→ **INFORMATION PROVIDED**
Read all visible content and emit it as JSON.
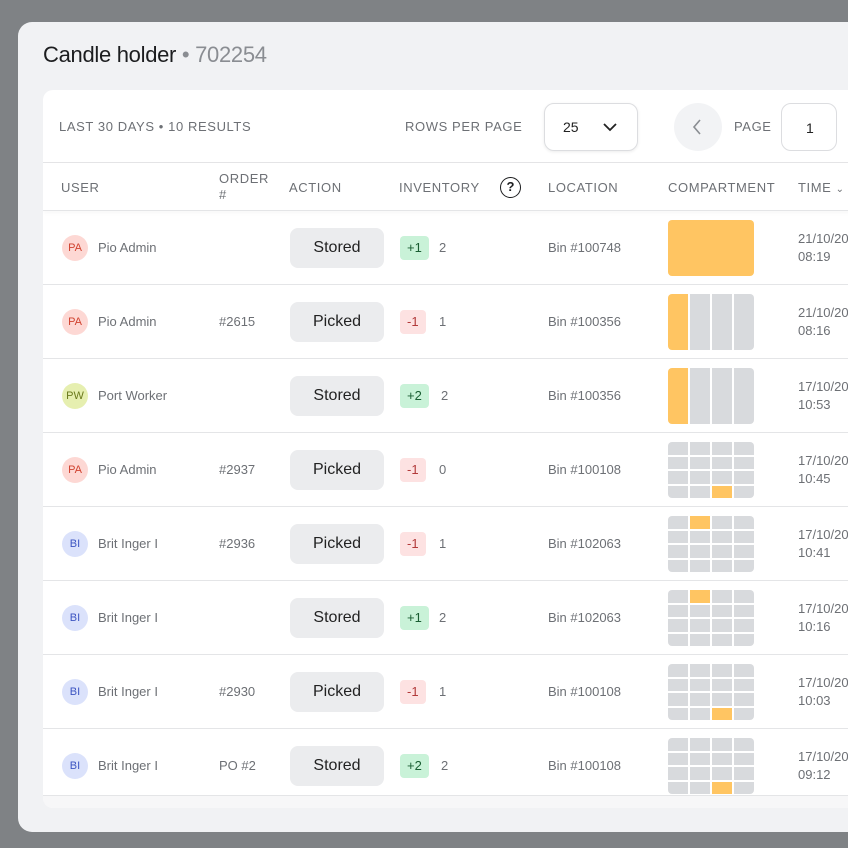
{
  "header": {
    "title": "Candle holder",
    "separator": " • ",
    "item_id": "702254"
  },
  "toolbar": {
    "summary": "LAST 30 DAYS • 10 RESULTS",
    "rows_per_page_label": "ROWS PER PAGE",
    "rows_per_page_value": "25",
    "page_label": "PAGE",
    "page_value": "1"
  },
  "columns": {
    "user": "USER",
    "order": "ORDER #",
    "action": "ACTION",
    "inventory": "INVENTORY",
    "help": "?",
    "location": "LOCATION",
    "compartment": "COMPARTMENT",
    "time": "TIME"
  },
  "colors": {
    "highlight": "#ffc562",
    "empty_cell": "#d8dadd",
    "positive_bg": "#c9f2d8",
    "negative_bg": "#fde2e2"
  },
  "rows": [
    {
      "initials": "PA",
      "avatar_bg": "#fdd8d4",
      "avatar_fg": "#d0422f",
      "user": "Pio Admin",
      "order": "",
      "action": "Stored",
      "delta": "+1",
      "sign": "pos",
      "qty": "2",
      "location": "Bin #100748",
      "compartment": {
        "cols": 1,
        "rows": 1,
        "active": [
          0
        ]
      },
      "date": "21/10/20",
      "time": "08:19"
    },
    {
      "initials": "PA",
      "avatar_bg": "#fdd8d4",
      "avatar_fg": "#d0422f",
      "user": "Pio Admin",
      "order": "#2615",
      "action": "Picked",
      "delta": "-1",
      "sign": "neg",
      "qty": "1",
      "location": "Bin #100356",
      "compartment": {
        "cols": 4,
        "rows": 1,
        "active": [
          0
        ]
      },
      "date": "21/10/20",
      "time": "08:16"
    },
    {
      "initials": "PW",
      "avatar_bg": "#e6efb0",
      "avatar_fg": "#6b7a1c",
      "user": "Port Worker",
      "order": "",
      "action": "Stored",
      "delta": "+2",
      "sign": "pos",
      "qty": "2",
      "location": "Bin #100356",
      "compartment": {
        "cols": 4,
        "rows": 1,
        "active": [
          0
        ]
      },
      "date": "17/10/20",
      "time": "10:53"
    },
    {
      "initials": "PA",
      "avatar_bg": "#fdd8d4",
      "avatar_fg": "#d0422f",
      "user": "Pio Admin",
      "order": "#2937",
      "action": "Picked",
      "delta": "-1",
      "sign": "neg",
      "qty": "0",
      "location": "Bin #100108",
      "compartment": {
        "cols": 4,
        "rows": 4,
        "active": [
          14
        ]
      },
      "date": "17/10/20",
      "time": "10:45"
    },
    {
      "initials": "BI",
      "avatar_bg": "#dbe2fb",
      "avatar_fg": "#3d55c2",
      "user": "Brit Inger I",
      "order": "#2936",
      "action": "Picked",
      "delta": "-1",
      "sign": "neg",
      "qty": "1",
      "location": "Bin #102063",
      "compartment": {
        "cols": 4,
        "rows": 4,
        "active": [
          1
        ]
      },
      "date": "17/10/20",
      "time": "10:41"
    },
    {
      "initials": "BI",
      "avatar_bg": "#dbe2fb",
      "avatar_fg": "#3d55c2",
      "user": "Brit Inger I",
      "order": "",
      "action": "Stored",
      "delta": "+1",
      "sign": "pos",
      "qty": "2",
      "location": "Bin #102063",
      "compartment": {
        "cols": 4,
        "rows": 4,
        "active": [
          1
        ]
      },
      "date": "17/10/20",
      "time": "10:16"
    },
    {
      "initials": "BI",
      "avatar_bg": "#dbe2fb",
      "avatar_fg": "#3d55c2",
      "user": "Brit Inger I",
      "order": "#2930",
      "action": "Picked",
      "delta": "-1",
      "sign": "neg",
      "qty": "1",
      "location": "Bin #100108",
      "compartment": {
        "cols": 4,
        "rows": 4,
        "active": [
          14
        ]
      },
      "date": "17/10/20",
      "time": "10:03"
    },
    {
      "initials": "BI",
      "avatar_bg": "#dbe2fb",
      "avatar_fg": "#3d55c2",
      "user": "Brit Inger I",
      "order": "PO #2",
      "action": "Stored",
      "delta": "+2",
      "sign": "pos",
      "qty": "2",
      "location": "Bin #100108",
      "compartment": {
        "cols": 4,
        "rows": 4,
        "active": [
          14
        ]
      },
      "date": "17/10/20",
      "time": "09:12"
    }
  ]
}
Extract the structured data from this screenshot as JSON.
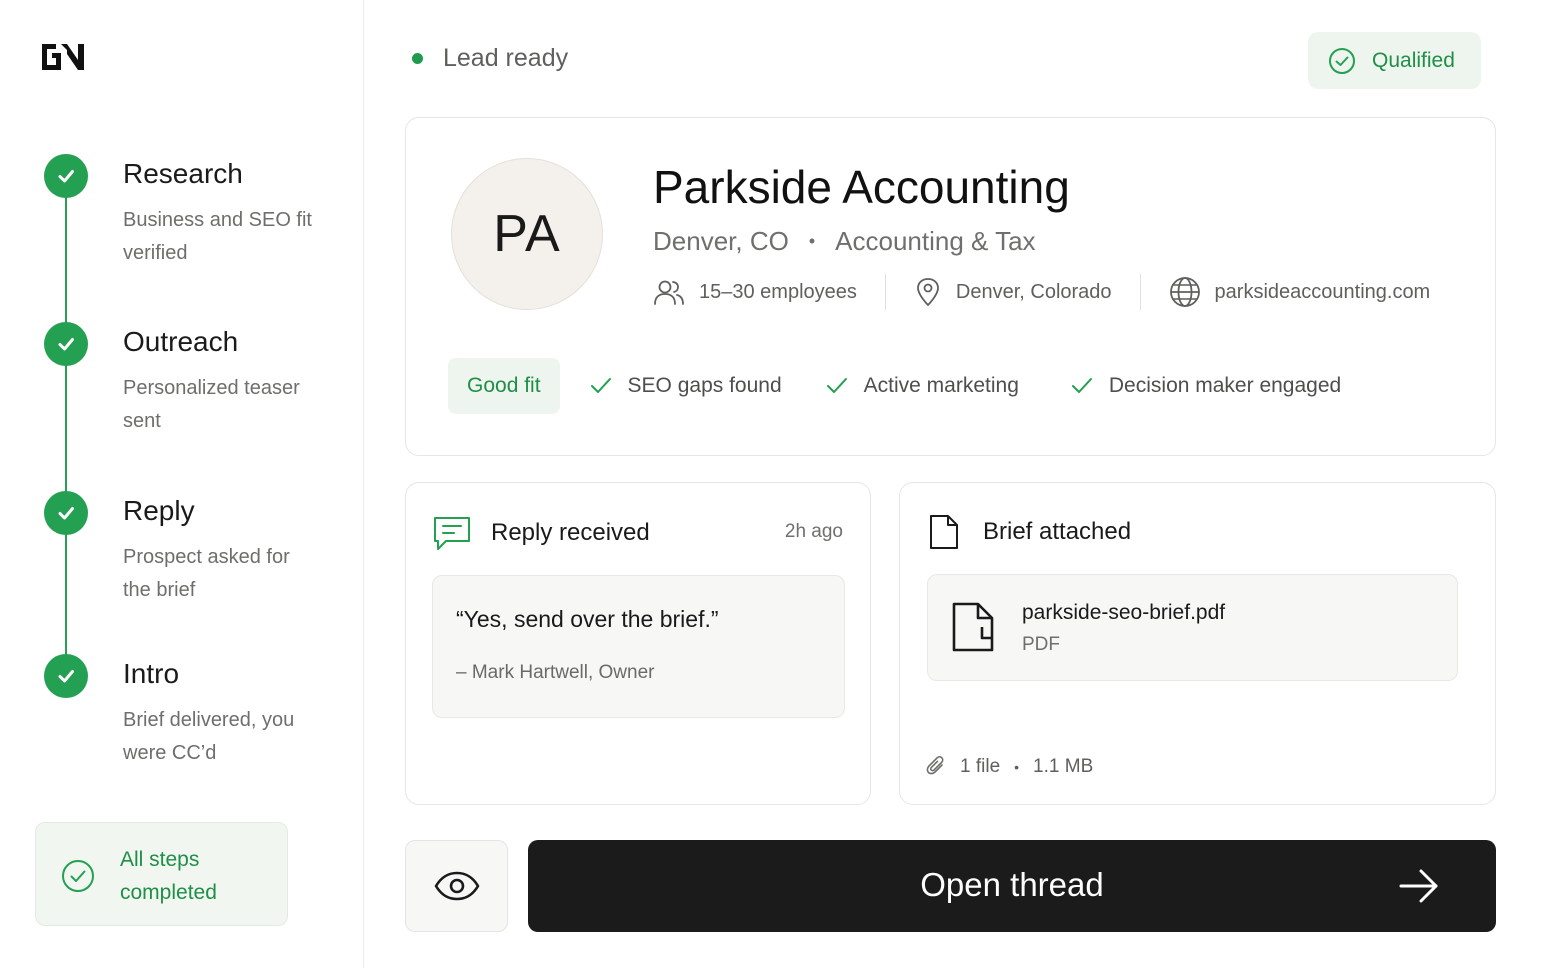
{
  "sidebar": {
    "steps": [
      {
        "title": "Research",
        "desc": "Business and SEO fit verified"
      },
      {
        "title": "Outreach",
        "desc": "Personalized teaser sent"
      },
      {
        "title": "Reply",
        "desc": "Prospect asked for the brief"
      },
      {
        "title": "Intro",
        "desc": "Brief delivered, you were CC’d"
      }
    ],
    "completion": "All steps completed"
  },
  "header": {
    "status": "Lead ready",
    "badge": "Qualified"
  },
  "lead": {
    "initials": "PA",
    "name": "Parkside Accounting",
    "city": "Denver, CO",
    "industry": "Accounting & Tax",
    "employees": "15–30 employees",
    "location": "Denver, Colorado",
    "website": "parksideaccounting.com",
    "fit_label": "Good fit",
    "signals": [
      "SEO gaps found",
      "Active marketing",
      "Decision maker engaged"
    ]
  },
  "reply": {
    "title": "Reply received",
    "time": "2h ago",
    "quote": "“Yes, send over the brief.”",
    "author": "– Mark Hartwell, Owner"
  },
  "brief": {
    "title": "Brief attached",
    "file_name": "parkside-seo-brief.pdf",
    "file_type": "PDF",
    "file_count": "1 file",
    "file_size": "1.1 MB"
  },
  "actions": {
    "open_label": "Open thread"
  },
  "colors": {
    "accent_green": "#23a052",
    "dark_button": "#1b1b1b"
  }
}
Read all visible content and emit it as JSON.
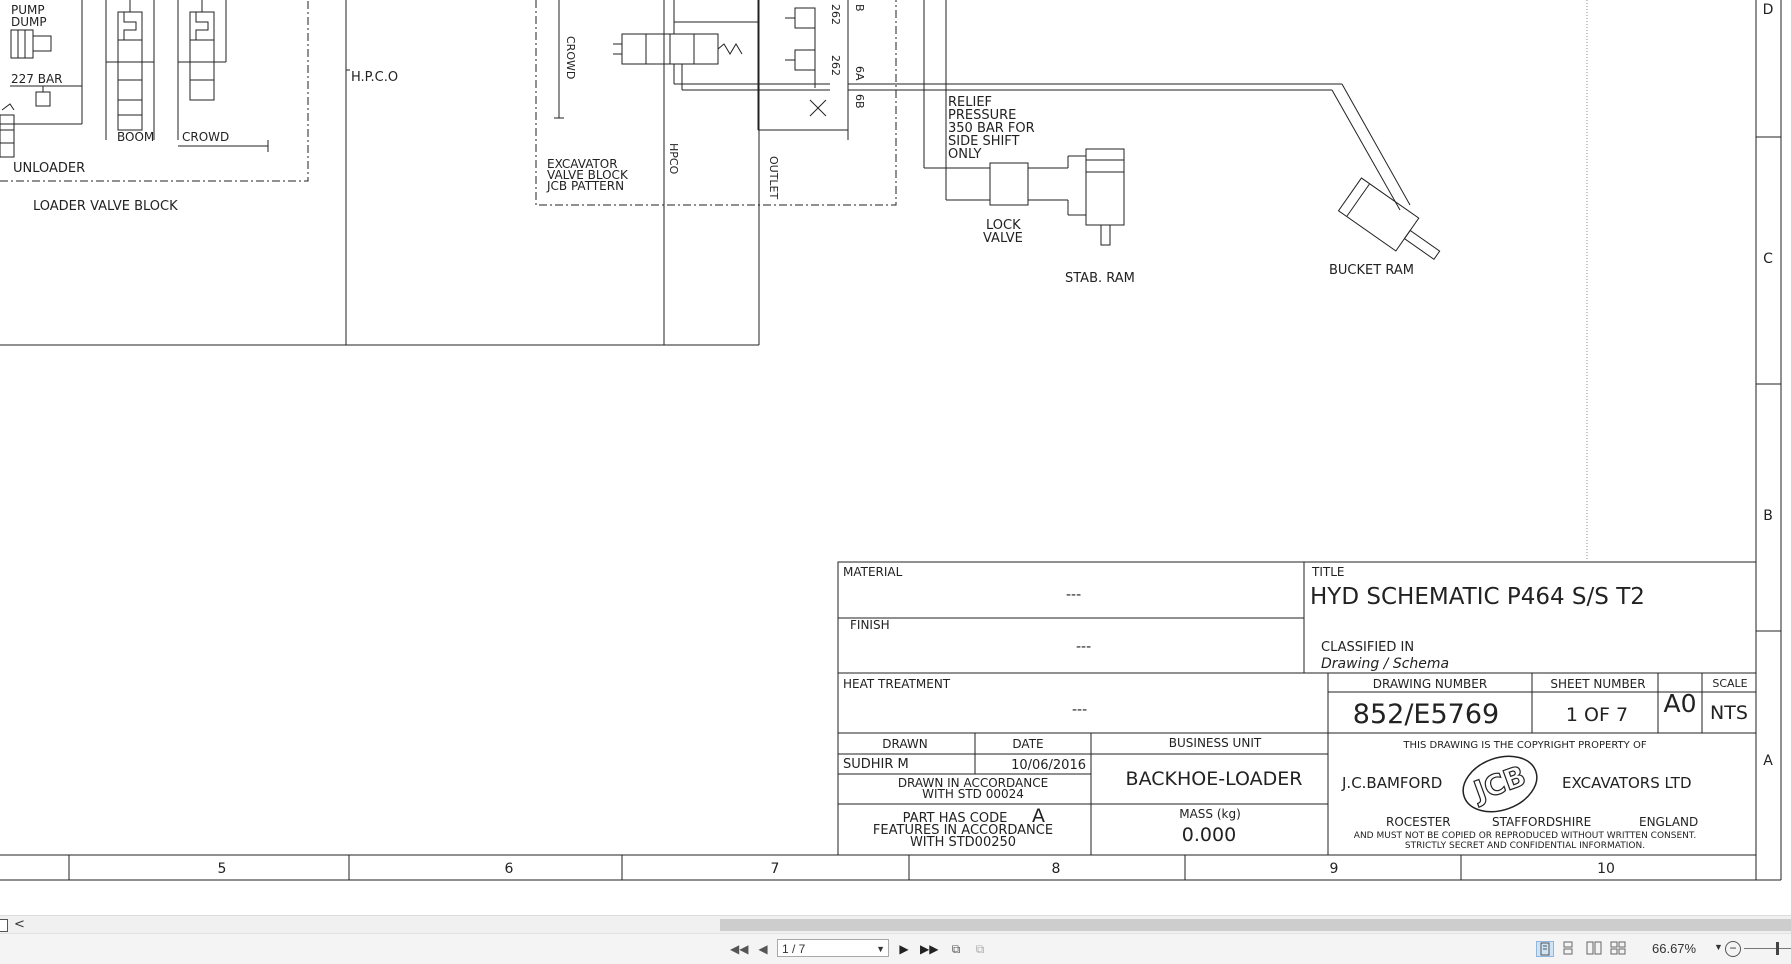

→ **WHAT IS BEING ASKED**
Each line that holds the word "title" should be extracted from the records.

→ **YOUR SOLUTION**
    "title": "Candle holder",
        "title": "Research",
        "title": "Outreach",
        "title": "Reply",
        "title": "Intro",
    "title": "Reply received",
    "title": "Brief attached",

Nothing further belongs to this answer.